Budget 2015 Highlights
A budget for the savers – Anyone would think a general election was around the corner?!
A very bullish Chancellor outlined the final budget of this parliament on the 19th March and not unsurprisingly, much was made of the improved and improving economic position.
Having analysed the detail, we have picked out below the key points we expect to impact on your clients financial objectives and pension planning:
- Widely leaked in the papers beforehand, the pension Lifetime Allowance (LA) is to fall once more from its current level of £1.25m to £1.00m from April 2016. Transitional protection for pension rights already over £1.00m will be introduced alongside this reduction to ensure the change is not retrospective.
With just 4% of pensioners potentially affected by this reduction, the Chancellor is working on the basis of most pensioners (and voters!) being unaffected, a defence against the opposition argument that the Tories favour the wealthy and a saving on tax relief payments to boot!
- The Lifetime Allowance will be indexed annually in line with CPI from 6 April 2018.
- There was no change to the Annual Allowance (AA) contribution level.
- Pension annuities unlocked from April 2016 – pensioners looking to sell annuities might have to receive financial advice before doing so. The government will enter into consultation with the Financial Conduct Authority (FCA) on how this might be achieved.
- ISA flexibility- Savers will keep tax benefits when they take money out and put them back in the same tax year.
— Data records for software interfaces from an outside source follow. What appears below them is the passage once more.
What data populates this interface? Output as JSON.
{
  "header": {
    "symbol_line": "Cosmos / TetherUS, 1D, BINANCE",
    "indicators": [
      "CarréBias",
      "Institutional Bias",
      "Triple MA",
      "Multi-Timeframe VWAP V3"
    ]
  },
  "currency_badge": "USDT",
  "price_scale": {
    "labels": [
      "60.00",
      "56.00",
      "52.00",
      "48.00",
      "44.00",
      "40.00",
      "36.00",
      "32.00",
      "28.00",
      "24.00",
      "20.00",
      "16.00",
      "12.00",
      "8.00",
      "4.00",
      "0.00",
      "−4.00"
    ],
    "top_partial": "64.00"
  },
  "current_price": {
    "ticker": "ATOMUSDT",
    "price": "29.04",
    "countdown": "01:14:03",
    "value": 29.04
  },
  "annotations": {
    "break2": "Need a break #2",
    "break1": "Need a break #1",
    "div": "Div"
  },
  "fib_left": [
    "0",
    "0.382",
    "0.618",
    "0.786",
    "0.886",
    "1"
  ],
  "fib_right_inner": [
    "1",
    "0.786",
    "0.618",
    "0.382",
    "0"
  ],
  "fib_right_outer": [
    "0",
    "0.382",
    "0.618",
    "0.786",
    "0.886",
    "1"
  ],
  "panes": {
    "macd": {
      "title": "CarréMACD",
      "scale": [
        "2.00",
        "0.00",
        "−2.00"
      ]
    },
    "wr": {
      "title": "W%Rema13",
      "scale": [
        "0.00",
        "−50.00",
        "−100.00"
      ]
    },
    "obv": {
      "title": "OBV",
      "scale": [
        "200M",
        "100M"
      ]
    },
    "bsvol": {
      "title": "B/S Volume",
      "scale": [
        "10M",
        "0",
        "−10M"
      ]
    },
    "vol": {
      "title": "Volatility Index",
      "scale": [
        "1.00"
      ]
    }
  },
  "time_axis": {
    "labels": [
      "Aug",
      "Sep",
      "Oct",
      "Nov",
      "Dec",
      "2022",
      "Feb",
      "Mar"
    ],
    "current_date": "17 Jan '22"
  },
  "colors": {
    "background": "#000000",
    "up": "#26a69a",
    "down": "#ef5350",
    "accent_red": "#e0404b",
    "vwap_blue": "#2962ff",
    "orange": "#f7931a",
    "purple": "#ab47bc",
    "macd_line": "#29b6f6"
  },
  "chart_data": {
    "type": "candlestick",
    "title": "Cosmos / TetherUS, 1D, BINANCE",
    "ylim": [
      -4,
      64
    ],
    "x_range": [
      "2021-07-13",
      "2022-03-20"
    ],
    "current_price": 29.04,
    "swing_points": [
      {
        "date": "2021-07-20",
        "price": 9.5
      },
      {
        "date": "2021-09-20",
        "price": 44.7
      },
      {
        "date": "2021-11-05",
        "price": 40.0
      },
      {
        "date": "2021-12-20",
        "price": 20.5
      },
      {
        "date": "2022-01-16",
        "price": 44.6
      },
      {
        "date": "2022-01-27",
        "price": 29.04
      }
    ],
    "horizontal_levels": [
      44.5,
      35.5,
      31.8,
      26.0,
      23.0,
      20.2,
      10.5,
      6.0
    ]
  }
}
The government is also currently consulting on extending the list of ISA investments to include peer-to-peer loans offered through crowdfunding platforms.
- Help to Buy ISA (first time buyers only) – Every £200 saved leads to a Government top up of £50. Couples who are saving for a home together can each open an ISA and receive double the top-up. A maximum of £200 can be saved each month into the ISA and the total amount of government help that can be received is £3,000. The Chancellor said the average deposit needed to buy a home is £15,000 ‘so if you put in up to £12,000 – we’ll put in up to £3,000’.
- Personal Savings Allowance – Savers won’t have to pay any tax on interest on the first £1,000, or £500 for higher rate tax payers.
Should you require any further technical information on how the Budget 2015 may impact your clients, please contact Kerry Houghton on 01772 550614 or via email email@example.com